Local music maven David Katznelson and his Birdman Records imprint have long embraced sonic wayfarers traveling on the acid-fried fringe of music. Two of the label's latest offerings have as much to do with tasty melodies as experimental edginess, though. The solo debut of one-time Brian Jonestown Massacre drummer Brian Glaze sounds steeped in the same potent psilocybin mushroom stew that's flavored several Birdman releases associated with Gris Gris mastermind Greg Ashley. Not surprising, considering the effort was recorded at the neopsych wunderkind's apartment and save for a couple of incidental guitar and vocal parts features Glaze and Ashley playing all the instruments. Though a familiarly fractured Syd Barrett melancholy informs the album-opening tandem of "Oh Baby Don't Go to the Sea" and "Daylight," Glaze gradually establishes his own assured voice with the shambling sweetness of "Can I Look at You?" and the jaunty, almost Donovan-esque "Brittle Piece of My Heart."

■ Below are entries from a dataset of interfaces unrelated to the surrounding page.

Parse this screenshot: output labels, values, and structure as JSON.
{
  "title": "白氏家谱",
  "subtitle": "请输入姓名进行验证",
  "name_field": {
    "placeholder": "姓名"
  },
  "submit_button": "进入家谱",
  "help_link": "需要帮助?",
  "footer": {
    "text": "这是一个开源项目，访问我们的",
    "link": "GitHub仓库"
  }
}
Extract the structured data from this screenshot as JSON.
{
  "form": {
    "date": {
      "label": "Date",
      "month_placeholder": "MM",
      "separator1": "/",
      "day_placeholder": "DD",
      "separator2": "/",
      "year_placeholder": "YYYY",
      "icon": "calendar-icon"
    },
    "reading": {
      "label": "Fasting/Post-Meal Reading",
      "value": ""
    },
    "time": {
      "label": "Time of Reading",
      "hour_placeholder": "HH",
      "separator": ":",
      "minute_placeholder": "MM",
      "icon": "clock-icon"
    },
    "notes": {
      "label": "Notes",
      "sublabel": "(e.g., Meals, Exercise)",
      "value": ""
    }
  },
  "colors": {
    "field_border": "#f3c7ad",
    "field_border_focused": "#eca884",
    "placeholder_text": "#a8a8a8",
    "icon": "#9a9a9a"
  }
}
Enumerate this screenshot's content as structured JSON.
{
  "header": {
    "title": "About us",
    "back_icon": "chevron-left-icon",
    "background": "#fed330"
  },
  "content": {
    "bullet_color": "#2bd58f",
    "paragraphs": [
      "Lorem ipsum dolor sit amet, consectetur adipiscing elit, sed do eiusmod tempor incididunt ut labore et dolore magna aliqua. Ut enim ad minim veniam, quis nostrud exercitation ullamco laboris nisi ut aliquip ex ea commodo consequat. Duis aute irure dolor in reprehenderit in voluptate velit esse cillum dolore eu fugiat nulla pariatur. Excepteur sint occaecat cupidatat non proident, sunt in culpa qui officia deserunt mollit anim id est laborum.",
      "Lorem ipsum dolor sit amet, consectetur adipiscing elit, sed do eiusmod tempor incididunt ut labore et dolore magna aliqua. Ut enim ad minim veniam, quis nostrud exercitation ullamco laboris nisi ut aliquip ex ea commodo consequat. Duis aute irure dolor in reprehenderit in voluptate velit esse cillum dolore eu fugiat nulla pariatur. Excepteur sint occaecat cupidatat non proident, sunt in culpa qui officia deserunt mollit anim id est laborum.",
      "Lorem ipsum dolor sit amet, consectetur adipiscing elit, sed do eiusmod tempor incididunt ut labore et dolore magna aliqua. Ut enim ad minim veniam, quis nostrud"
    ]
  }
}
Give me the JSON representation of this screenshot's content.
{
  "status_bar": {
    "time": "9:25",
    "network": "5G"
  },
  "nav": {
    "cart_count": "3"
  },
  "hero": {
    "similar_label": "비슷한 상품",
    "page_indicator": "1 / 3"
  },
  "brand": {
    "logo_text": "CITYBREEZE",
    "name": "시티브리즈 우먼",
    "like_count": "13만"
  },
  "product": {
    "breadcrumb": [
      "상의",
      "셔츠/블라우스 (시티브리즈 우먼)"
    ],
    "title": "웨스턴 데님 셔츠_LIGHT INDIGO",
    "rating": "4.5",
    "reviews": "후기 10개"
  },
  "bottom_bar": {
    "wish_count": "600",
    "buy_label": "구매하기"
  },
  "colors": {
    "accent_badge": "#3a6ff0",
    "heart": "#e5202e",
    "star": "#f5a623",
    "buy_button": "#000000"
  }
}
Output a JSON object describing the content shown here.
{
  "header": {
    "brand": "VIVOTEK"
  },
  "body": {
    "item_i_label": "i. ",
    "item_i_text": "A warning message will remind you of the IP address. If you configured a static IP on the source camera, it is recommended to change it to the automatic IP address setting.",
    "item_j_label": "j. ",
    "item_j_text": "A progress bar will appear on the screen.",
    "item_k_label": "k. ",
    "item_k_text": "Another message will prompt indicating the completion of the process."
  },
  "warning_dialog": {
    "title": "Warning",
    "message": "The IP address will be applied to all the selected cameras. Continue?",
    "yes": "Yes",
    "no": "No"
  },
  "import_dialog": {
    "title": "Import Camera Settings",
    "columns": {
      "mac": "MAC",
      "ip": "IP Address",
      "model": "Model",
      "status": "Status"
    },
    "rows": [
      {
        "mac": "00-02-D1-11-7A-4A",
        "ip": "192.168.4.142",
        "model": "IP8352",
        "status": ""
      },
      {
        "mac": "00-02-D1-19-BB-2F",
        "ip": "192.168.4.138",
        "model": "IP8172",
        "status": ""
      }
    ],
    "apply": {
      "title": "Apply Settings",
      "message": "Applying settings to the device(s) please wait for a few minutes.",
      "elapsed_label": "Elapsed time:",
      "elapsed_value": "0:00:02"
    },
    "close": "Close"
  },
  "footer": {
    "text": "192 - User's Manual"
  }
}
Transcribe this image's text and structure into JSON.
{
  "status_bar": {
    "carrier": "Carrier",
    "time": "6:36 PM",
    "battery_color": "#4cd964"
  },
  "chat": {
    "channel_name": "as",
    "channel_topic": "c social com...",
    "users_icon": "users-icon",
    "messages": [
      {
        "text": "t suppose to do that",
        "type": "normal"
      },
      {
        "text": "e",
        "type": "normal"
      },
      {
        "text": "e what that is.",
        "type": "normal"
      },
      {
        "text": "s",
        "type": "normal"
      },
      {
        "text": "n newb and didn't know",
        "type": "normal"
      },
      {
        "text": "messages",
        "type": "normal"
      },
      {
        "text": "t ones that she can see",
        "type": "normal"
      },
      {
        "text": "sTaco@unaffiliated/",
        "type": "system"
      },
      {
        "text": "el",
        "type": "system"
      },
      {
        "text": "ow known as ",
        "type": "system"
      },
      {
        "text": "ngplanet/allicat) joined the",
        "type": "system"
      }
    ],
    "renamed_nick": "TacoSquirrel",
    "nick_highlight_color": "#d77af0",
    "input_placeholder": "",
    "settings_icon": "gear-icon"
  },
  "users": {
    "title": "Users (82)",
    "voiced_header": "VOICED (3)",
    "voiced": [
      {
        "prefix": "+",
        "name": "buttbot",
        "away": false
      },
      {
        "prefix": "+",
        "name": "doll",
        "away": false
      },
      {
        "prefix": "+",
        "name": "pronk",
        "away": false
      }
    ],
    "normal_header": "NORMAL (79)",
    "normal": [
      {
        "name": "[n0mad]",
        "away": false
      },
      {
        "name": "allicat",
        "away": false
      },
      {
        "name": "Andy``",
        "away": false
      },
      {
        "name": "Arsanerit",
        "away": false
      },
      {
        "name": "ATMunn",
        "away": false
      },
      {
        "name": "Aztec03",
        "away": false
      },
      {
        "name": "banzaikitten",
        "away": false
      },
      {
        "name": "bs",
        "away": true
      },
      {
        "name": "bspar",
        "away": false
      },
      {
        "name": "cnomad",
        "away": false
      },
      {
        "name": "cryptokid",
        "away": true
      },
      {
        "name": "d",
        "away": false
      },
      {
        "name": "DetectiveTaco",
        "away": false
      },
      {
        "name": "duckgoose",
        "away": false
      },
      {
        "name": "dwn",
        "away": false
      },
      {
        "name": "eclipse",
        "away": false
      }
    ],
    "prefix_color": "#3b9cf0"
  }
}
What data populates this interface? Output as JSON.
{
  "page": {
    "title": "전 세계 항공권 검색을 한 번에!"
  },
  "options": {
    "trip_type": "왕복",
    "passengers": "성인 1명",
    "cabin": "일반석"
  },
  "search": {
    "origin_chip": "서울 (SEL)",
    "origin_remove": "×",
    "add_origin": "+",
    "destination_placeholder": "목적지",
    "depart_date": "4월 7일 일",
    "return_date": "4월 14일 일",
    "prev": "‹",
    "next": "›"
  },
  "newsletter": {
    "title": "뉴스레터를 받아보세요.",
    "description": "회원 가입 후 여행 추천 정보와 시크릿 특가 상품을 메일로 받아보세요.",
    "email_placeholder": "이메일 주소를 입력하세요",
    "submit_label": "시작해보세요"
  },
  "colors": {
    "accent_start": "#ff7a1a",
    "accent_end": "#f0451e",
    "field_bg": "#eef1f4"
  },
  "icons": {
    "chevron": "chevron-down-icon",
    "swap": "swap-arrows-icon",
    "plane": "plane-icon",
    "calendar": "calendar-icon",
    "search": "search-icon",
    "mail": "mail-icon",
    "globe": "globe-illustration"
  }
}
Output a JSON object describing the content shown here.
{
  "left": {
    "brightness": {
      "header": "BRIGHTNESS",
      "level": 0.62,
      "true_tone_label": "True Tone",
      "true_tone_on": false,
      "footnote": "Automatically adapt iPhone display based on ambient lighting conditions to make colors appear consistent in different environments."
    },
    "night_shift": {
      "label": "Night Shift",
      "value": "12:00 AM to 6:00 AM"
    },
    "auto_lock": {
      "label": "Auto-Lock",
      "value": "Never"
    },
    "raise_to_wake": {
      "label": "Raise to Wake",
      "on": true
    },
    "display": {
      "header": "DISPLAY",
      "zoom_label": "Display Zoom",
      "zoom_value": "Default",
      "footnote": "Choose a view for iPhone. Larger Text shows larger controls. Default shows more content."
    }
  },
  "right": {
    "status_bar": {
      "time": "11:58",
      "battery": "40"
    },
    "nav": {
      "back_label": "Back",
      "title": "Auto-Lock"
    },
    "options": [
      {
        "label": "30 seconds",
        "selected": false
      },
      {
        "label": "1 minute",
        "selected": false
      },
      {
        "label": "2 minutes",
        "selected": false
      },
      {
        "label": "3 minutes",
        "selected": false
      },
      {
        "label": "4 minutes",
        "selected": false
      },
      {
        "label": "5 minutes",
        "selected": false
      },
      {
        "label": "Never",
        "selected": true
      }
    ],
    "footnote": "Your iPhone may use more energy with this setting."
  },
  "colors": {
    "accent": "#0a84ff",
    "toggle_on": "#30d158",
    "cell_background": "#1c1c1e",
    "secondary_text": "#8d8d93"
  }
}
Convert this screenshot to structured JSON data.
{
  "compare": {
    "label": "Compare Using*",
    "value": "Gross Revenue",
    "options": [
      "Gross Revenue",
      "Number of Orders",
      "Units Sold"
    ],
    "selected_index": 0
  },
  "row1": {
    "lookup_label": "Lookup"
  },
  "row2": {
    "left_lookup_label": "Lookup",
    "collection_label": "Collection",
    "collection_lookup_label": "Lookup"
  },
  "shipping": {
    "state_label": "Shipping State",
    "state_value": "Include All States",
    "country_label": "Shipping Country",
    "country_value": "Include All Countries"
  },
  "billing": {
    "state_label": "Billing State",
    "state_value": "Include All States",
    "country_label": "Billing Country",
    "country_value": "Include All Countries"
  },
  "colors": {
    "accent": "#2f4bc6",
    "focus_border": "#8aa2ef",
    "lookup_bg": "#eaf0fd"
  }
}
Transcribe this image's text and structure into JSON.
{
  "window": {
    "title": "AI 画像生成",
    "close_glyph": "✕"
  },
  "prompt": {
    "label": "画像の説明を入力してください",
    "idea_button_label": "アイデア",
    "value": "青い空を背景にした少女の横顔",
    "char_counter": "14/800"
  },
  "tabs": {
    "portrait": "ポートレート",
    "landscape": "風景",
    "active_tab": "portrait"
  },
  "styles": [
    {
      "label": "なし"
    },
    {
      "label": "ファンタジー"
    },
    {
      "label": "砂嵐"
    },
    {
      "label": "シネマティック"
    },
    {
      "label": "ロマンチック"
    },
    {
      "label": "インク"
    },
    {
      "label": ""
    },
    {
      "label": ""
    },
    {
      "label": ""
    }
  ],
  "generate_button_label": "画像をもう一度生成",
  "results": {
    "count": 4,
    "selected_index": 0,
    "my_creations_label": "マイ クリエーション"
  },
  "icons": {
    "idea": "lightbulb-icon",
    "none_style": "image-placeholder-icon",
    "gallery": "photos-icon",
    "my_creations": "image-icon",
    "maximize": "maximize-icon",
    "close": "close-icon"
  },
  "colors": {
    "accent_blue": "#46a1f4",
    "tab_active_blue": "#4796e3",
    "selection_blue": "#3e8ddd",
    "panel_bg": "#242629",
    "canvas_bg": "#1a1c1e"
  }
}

While Let's Go to the Sea shows Glaze's gift for tuneful songs beneath the album's fuzzy, lo-fi murk, the Cuts go straight for the jugular on their third album, From Here on Out. Though still referencing the well-executed Nuggets-style garage and '70s NYC art-punk found on earlier recordings, the band's latest leans closer to the pitch-perfect power pop of Big Star and Todd Rundgren's preÐsolo career outfit, the Nazz. Split between frontman Andy Jordan's ballsy rockers and keyboard player Dan Aaberg's more ambitious pop tracks "Hun Tun" echoes Forever Changes-era Arthur Lee, down to the deftly arranged horns and strings at the bridge the collection is unrepentantly hook-laden. Jordan's affected, hiccuping delivery could grate on some ears, and the extended blooze dud of album-closer "One Last Hurrah" comes off as belabored, but otherwise the Cuts' power-pop machine hits on all cylinders for Birdman's most radio-friendly release yet.